A study by the Eagleton Center for Public Interest Polling at Rutgers University found that New Jersey could gain about $4 million in additional revenues if the winery cap were repealed. That’s more than double the $3.3 million the state received as a result of wine shipments in 2016.
The NJLSA, which did not return a request for comment, contends in its letter that the sale of wines via the internet has declined since the 2012 passage of the direct-shipment law. The group also suggests it will cost more for enthusiasts to buy wine if the cap is lifted and all wineries can ship to consumers.
“Ironically, since the passage of the last Winery-to-Consumer direct shipping legislation our once robust off-premise internet retail sector has been seriously downsized and is stagnating,” the letter states. “Post passage has led to scores of sought after allocated wines are no longer even available in stores as they are only sold via the internet from out-of-state wineries at significantly higher prices to consumers!”
Benson did not deny that it is more expensive to buy wines through the mail but said if consumers are willing to pay more to get their favorites, they should be able to do so.
Last year, just 369 wineries paid the $938 fee to allow them to ship to New Jersey. That’s about two thirds less than Pennsylvania and just 18 percent of the close to 2,100 shipping to New Yorkers. And that’s despite the fact that New Jersey ranks fifth in the nation in wine consumption per capita, according to Benson.
“New Jersey is underdeveloped by direct shipment standards,” he said.

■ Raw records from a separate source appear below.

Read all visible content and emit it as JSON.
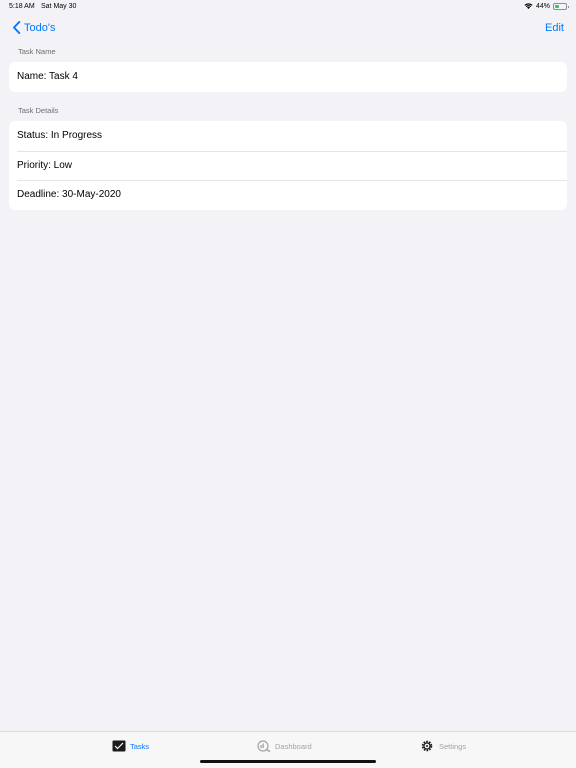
{
  "status_bar": {
    "time": "5:18 AM",
    "date": "Sat May 30",
    "battery": "44%",
    "battery_level": 0.44
  },
  "nav": {
    "back_label": "Todo's",
    "edit_label": "Edit"
  },
  "sections": {
    "task_name": {
      "header": "Task Name",
      "name_row": "Name: Task 4"
    },
    "task_details": {
      "header": "Task Details",
      "status_row": "Status: In Progress",
      "priority_row": "Priority: Low",
      "deadline_row": "Deadline: 30-May-2020"
    }
  },
  "tabs": {
    "tasks": {
      "label": "Tasks",
      "icon": "tasks-icon"
    },
    "dashboard": {
      "label": "Dashboard",
      "icon": "dashboard-icon"
    },
    "settings": {
      "label": "Settings",
      "icon": "gear-icon"
    }
  },
  "colors": {
    "accent": "#007aff",
    "background": "#f2f2f7",
    "battery": "#34c759"
  }
}
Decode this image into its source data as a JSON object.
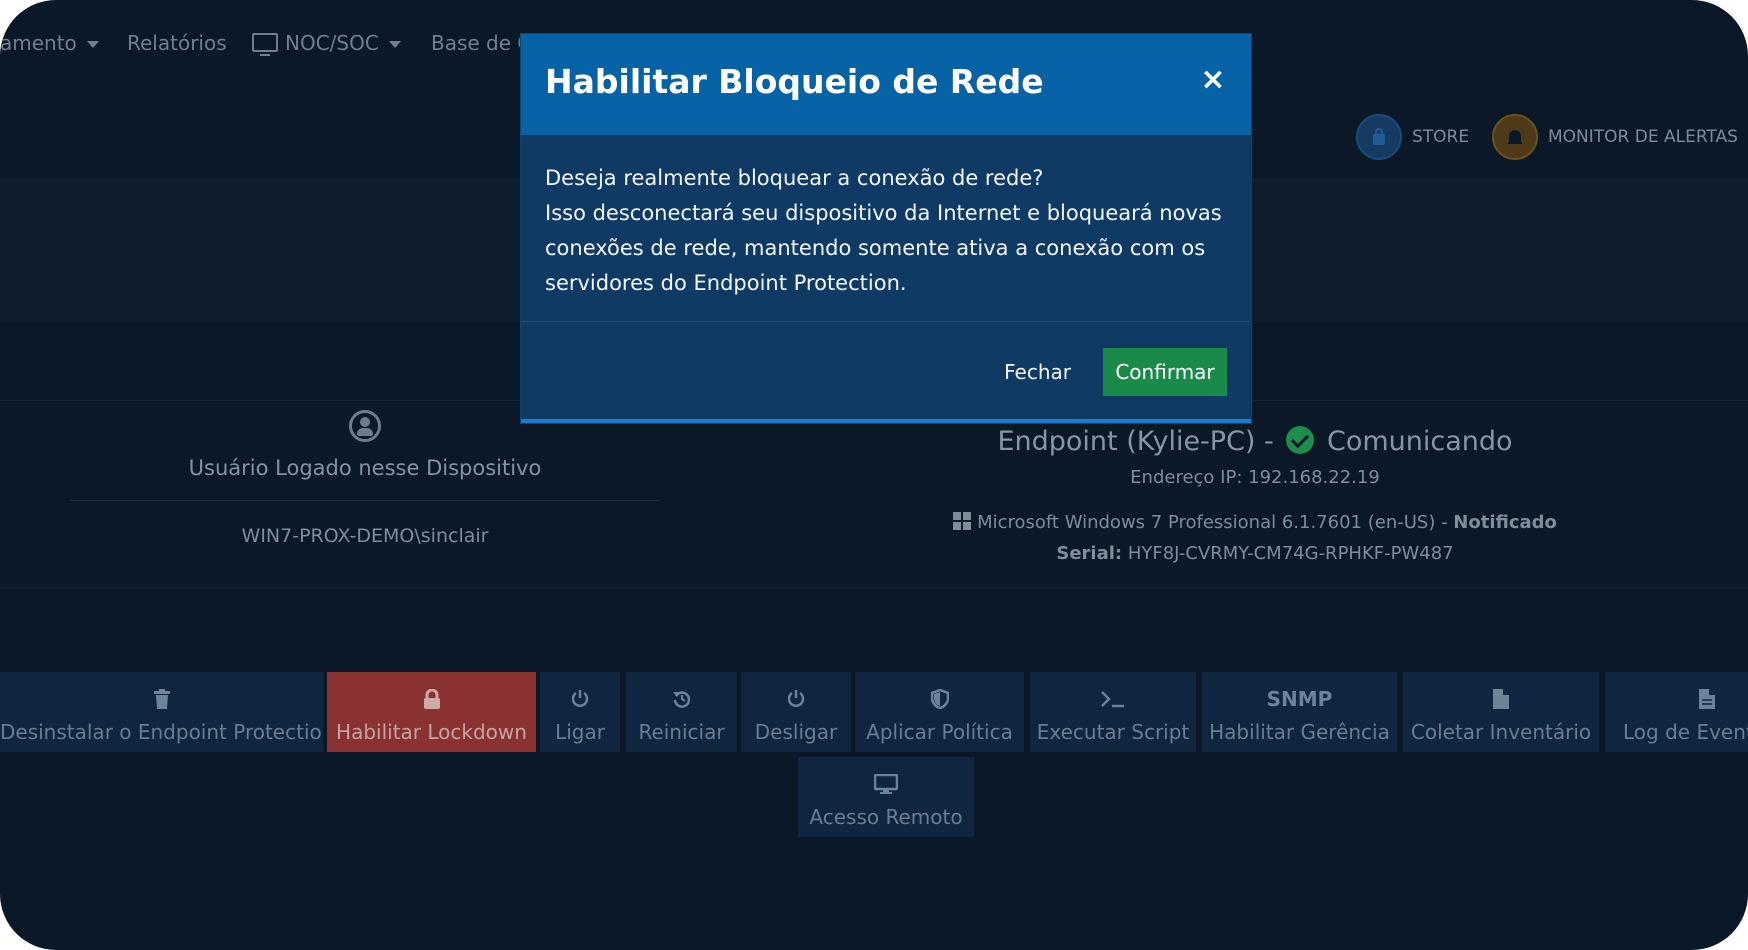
{
  "nav": {
    "items": [
      {
        "label": "amento",
        "has_caret": true
      },
      {
        "label": "Relatórios",
        "has_caret": false
      },
      {
        "label": "NOC/SOC",
        "has_caret": true,
        "icon": "monitor-icon"
      },
      {
        "label": "Base de C",
        "has_caret": false
      }
    ]
  },
  "topright": {
    "store_label": "STORE",
    "alerts_label": "MONITOR DE ALERTAS"
  },
  "user_panel": {
    "title": "Usuário Logado nesse Dispositivo",
    "username": "WIN7-PROX-DEMO\\sinclair"
  },
  "endpoint": {
    "name": "Endpoint (Kylie-PC) -",
    "status": "Comunicando",
    "status_color": "#1f8e4c",
    "ip_label": "Endereço IP:",
    "ip_value": "192.168.22.19",
    "os_text": "Microsoft Windows 7 Professional 6.1.7601 (en-US) -",
    "os_status": "Notificado",
    "serial_label": "Serial:",
    "serial_value": "HYF8J-CVRMY-CM74G-RPHKF-PW487"
  },
  "actions": [
    {
      "label": "Desinstalar o Endpoint Protection",
      "icon": "trash-icon"
    },
    {
      "label": "Habilitar Lockdown",
      "icon": "lock-icon",
      "danger": true
    },
    {
      "label": "Ligar",
      "icon": "power-icon"
    },
    {
      "label": "Reiniciar",
      "icon": "restart-icon"
    },
    {
      "label": "Desligar",
      "icon": "power-icon"
    },
    {
      "label": "Aplicar Política",
      "icon": "shield-icon"
    },
    {
      "label": "Executar Script",
      "icon": "terminal-icon"
    },
    {
      "label": "Habilitar Gerência",
      "icon_text": "SNMP"
    },
    {
      "label": "Coletar Inventário",
      "icon": "file-icon"
    },
    {
      "label": "Log de Evento",
      "icon": "file-icon"
    },
    {
      "label": "Acesso Remoto",
      "icon": "monitor-icon"
    }
  ],
  "modal": {
    "title": "Habilitar Bloqueio de Rede",
    "close_glyph": "×",
    "body_line1": "Deseja realmente bloquear a conexão de rede?",
    "body_line2": "Isso desconectará seu dispositivo da Internet e bloqueará novas conexões de rede, mantendo somente ativa a conexão com os servidores do Endpoint Protection.",
    "cancel_label": "Fechar",
    "confirm_label": "Confirmar",
    "header_color": "#0763a6",
    "confirm_color": "#1a8a4a"
  }
}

Benson also disputed the NJLSA contention that the bill would hurt the state’s more than 50 wineries. He said they can already ship within state and to other states and that people who have fallen for any of the state’s varieties are not likely to give up on them because they can get others delivered.
Zwicker said the bill would help in-state wineries as they grow. But for him, the bottom line is, “It really should be the New Jersey consumer that has the ability to choose which wine to purchase.”